Don't. Make. Assumptions. You will pass them along to your client, and your client will think something is wrong if you are mistaken.

Don't let your client see your doubt. They need your calm, confident presence, no matter what.

You will astound yourself with your stamina...but you are a human. Don't wait till you're breaking down to ask for help. There's no shame in calling in your back-up. This is not about you. You need to make sure the person attending your client is alert enough to do the job.

A lot of routine medical interventions are not necessary for most births, and they have side effects, so they should not be used if they are not called for...but they are an absolute God-send when they are called for. Not needing or wanting them does not make your client a better person, or their birth a better birth.

Sometimes the thing your client will need from you is for you to disappear. You may very much want to be involved at this moment, you may feel useless, and want to start pacing, or fidgeting. Again, this is not about you. Sit the feck down and relax. Your client may want you in their line of sight, or they may not. You'll figure it out.

Don't stand in the light the doctor's using to see how things are going during second stage.

The medical care provider(s) may ask you for help: roll that table over here, hold the birthing person's leg, go get more ice chips...make yourself useful! But remember who hired you, and who you are there to serve. Their opinion of you means absolutely nothing as long as you know that what you are doing (perhaps being invisible, which looks pretty useless from the outside) is what your client needs.

You will be overwhelmingly touched by the moment when that brand new person enters the room, and the family through a rather unusual door. You will want to be aaaaalllll up in there! One more time: this is not about you. The client may want to show off baby to you, or express their gratitude, or they may have questions about the immediate newborn procedures, or if they should put the baby on their nipple right away. If they aren't asking for you, stay in the room, take pictures only if they've asked you to, and get out of the way.

You will experience the weirdest blowback after you leave the birth: after hours of attending single-mindedly to the needs of another person, the slightest concern for your needs will move you to tears. Just roll with it. Yay, excessive gratitude!!!

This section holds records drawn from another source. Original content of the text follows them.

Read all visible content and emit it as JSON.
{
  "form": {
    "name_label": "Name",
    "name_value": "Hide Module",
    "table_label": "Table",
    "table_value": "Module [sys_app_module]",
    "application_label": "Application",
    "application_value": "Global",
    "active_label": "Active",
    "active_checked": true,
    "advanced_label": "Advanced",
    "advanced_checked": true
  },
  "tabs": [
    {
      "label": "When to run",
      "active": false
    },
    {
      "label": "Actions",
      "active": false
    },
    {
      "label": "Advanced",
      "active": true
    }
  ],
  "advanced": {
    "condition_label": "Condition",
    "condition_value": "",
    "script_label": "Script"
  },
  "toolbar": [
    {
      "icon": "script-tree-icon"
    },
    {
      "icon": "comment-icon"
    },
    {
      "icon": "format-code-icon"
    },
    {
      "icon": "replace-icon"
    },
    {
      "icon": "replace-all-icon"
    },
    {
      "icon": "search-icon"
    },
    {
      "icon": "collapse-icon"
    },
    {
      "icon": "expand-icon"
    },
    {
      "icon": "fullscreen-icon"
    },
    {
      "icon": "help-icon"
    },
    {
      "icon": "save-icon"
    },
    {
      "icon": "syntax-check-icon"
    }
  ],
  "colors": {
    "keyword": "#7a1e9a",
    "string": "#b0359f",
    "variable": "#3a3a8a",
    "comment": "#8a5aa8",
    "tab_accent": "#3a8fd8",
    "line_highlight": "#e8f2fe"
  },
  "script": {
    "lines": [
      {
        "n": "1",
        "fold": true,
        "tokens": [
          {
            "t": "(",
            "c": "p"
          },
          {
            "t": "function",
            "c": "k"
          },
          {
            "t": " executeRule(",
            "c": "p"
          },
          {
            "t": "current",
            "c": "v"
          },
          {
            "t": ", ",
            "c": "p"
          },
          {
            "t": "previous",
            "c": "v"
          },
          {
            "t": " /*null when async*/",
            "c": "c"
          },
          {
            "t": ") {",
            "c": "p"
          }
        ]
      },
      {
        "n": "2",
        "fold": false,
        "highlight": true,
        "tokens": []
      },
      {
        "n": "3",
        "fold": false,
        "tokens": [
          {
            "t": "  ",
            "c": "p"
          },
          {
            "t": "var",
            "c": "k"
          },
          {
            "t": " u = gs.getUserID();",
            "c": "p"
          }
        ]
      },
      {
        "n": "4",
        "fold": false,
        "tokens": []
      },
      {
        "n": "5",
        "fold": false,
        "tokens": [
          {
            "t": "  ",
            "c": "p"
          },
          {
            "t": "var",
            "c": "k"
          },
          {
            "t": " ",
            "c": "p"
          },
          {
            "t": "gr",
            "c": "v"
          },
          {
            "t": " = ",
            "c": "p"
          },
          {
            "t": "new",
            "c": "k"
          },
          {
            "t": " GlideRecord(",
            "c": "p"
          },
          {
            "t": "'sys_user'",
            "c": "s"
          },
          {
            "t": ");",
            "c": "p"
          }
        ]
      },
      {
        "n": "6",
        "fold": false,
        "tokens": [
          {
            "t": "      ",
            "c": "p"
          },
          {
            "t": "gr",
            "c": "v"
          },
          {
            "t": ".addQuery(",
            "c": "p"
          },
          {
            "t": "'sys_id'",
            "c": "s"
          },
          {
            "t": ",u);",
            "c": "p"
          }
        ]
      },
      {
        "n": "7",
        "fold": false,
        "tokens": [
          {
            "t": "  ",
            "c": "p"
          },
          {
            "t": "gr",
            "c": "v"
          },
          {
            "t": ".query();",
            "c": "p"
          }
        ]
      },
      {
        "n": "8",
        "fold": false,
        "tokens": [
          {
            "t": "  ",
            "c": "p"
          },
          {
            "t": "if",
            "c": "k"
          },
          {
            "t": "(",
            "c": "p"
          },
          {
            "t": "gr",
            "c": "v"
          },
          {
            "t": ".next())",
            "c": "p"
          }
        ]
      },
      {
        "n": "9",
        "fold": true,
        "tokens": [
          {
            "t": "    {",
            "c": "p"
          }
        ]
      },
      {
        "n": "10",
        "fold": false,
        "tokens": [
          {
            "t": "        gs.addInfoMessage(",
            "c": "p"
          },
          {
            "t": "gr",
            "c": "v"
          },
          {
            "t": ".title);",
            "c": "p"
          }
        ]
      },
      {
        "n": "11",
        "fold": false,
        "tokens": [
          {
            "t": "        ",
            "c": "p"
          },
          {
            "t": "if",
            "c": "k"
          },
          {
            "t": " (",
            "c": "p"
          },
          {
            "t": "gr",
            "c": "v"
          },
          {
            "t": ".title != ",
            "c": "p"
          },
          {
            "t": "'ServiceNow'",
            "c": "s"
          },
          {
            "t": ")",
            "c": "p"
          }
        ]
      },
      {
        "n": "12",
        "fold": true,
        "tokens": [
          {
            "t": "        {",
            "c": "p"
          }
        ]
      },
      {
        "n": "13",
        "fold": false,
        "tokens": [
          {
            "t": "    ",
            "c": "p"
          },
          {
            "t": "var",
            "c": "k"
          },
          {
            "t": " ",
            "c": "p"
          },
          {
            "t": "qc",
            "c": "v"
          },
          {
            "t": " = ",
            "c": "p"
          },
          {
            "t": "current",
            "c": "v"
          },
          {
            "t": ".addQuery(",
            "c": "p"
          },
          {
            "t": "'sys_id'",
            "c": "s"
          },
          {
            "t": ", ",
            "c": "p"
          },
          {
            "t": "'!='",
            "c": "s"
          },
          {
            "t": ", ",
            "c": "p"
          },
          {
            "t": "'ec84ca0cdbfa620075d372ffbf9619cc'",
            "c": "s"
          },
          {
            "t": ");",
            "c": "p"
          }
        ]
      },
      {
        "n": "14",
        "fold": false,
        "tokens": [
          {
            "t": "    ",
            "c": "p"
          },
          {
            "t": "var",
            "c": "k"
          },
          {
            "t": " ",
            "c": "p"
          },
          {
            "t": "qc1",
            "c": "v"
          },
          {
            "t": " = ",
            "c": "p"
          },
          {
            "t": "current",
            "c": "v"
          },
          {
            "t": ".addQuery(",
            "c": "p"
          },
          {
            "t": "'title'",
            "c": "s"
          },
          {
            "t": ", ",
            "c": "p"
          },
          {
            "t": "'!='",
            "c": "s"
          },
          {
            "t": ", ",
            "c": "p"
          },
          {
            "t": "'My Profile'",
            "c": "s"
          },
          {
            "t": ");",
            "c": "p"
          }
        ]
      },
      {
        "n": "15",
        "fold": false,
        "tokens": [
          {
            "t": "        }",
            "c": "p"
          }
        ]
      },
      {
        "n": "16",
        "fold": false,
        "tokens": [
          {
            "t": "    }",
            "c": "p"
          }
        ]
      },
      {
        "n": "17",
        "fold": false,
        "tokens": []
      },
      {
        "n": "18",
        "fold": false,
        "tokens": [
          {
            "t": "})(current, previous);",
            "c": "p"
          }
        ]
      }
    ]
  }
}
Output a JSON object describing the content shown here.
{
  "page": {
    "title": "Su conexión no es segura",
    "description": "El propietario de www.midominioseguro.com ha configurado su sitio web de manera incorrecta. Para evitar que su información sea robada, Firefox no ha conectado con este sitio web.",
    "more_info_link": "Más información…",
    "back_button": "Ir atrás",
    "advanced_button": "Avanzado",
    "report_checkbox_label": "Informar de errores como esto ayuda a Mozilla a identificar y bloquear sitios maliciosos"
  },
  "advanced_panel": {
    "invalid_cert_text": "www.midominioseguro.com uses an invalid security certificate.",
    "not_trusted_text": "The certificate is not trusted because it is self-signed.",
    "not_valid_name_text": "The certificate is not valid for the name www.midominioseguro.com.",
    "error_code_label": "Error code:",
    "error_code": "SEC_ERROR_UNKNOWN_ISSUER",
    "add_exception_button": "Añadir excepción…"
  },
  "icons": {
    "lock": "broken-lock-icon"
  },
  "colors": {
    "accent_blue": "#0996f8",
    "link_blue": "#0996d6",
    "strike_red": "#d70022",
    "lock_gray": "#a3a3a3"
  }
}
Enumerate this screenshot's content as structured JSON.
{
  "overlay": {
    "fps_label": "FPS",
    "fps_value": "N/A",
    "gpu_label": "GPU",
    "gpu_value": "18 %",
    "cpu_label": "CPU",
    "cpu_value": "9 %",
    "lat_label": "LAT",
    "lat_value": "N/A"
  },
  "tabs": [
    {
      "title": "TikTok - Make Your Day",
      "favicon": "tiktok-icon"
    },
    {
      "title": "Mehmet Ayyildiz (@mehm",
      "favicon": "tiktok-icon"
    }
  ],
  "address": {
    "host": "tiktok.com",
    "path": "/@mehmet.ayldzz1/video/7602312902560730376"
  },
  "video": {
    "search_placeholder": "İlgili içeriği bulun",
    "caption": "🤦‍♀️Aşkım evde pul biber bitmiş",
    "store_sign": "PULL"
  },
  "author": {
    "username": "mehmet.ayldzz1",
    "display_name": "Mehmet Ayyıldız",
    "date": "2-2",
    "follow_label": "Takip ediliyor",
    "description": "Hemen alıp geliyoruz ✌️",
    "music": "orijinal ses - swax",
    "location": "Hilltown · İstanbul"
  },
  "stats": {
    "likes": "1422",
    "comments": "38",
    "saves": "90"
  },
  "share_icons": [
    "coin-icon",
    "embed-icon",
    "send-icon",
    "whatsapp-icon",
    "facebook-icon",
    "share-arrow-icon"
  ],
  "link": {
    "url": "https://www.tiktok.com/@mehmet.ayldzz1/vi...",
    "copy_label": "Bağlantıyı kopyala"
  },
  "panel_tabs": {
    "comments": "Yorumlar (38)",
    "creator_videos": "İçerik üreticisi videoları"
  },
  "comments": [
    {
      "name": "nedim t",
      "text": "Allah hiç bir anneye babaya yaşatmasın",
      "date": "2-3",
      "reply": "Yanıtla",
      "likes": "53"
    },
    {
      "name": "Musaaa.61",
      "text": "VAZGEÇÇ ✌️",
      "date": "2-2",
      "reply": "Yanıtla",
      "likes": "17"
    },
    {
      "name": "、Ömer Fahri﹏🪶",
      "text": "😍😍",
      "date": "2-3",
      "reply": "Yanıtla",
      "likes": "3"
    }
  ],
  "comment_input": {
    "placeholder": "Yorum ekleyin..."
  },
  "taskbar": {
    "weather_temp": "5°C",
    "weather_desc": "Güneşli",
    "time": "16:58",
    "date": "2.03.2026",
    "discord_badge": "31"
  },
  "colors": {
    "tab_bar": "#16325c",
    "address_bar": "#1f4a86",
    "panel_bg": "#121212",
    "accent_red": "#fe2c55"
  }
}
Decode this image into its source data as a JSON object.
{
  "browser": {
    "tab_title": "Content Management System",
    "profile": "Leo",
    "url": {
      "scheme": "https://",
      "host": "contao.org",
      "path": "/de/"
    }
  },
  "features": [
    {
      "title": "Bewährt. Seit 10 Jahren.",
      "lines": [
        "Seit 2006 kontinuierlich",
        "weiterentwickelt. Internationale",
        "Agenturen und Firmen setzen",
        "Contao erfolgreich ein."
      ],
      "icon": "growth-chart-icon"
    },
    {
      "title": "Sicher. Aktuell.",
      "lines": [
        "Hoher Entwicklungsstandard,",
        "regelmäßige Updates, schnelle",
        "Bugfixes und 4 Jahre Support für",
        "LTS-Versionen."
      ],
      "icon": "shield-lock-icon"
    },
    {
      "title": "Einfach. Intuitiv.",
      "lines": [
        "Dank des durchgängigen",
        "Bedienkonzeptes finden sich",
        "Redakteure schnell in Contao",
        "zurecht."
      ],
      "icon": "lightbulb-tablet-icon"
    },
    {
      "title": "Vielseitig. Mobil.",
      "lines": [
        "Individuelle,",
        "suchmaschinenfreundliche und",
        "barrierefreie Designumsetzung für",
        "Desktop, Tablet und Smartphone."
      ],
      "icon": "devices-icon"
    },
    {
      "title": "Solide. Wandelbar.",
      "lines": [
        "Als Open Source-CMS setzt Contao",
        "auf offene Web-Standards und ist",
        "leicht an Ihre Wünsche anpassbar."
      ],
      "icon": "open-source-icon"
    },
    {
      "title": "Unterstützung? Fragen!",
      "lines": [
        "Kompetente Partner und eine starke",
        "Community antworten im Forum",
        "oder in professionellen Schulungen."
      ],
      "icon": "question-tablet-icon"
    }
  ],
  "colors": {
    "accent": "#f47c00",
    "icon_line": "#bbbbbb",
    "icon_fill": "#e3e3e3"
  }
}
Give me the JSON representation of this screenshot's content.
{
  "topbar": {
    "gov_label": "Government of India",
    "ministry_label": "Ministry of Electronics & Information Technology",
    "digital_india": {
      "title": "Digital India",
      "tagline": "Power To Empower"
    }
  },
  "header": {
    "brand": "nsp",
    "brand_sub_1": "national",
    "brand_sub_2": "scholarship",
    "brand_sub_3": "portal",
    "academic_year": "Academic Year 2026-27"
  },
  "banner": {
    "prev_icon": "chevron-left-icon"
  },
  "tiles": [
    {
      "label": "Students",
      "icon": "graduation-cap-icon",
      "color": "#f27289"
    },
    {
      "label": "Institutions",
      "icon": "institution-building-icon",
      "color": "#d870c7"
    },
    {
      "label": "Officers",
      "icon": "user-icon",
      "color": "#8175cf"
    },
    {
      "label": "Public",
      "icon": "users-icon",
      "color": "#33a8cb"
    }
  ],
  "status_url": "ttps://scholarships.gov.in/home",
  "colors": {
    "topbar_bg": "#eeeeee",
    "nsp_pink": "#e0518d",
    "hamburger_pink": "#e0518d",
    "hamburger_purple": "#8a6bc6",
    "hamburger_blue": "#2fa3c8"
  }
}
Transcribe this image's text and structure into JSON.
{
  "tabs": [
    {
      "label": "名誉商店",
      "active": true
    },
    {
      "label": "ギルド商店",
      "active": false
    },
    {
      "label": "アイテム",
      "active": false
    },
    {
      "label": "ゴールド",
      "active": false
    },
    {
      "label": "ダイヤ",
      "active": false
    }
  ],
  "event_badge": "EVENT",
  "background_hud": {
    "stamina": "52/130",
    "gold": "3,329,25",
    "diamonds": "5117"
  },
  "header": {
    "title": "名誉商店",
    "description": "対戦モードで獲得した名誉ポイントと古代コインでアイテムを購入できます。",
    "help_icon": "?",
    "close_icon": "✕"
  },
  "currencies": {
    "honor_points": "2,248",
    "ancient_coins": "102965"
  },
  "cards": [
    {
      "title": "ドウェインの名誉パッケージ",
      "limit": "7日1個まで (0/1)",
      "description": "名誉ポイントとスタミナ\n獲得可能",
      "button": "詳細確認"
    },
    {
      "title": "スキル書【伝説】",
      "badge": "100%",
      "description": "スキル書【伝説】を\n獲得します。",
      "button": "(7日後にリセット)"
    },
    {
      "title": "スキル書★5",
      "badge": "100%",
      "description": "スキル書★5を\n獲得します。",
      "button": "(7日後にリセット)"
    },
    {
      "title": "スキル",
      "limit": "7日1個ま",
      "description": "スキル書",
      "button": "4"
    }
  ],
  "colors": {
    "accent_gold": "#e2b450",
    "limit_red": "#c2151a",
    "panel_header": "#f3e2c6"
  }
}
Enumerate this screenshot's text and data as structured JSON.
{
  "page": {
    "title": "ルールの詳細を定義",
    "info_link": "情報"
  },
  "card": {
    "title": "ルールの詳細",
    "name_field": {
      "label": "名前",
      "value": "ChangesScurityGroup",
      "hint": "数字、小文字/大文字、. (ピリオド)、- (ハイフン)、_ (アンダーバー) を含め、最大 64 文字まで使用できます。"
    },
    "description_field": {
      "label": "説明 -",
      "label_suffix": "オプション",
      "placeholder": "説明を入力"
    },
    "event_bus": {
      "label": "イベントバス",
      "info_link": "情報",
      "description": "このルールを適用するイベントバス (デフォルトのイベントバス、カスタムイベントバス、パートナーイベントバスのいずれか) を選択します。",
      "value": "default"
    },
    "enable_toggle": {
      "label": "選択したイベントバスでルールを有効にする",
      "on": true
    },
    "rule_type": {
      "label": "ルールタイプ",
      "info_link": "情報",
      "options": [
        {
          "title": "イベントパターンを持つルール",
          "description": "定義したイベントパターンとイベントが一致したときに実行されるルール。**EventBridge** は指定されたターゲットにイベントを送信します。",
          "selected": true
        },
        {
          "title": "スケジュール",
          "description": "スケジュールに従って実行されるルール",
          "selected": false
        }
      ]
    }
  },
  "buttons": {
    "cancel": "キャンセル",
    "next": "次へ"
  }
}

There's more, of course. Every time I reread my notes I consider what I might do differently if I could. But my client, her partner, her father, the midwife...they were all blown away at the level of support I was offering, and the difference my presence was making in their experience of this birth. So, I'm off to a good start. ;-)

 Live Omily,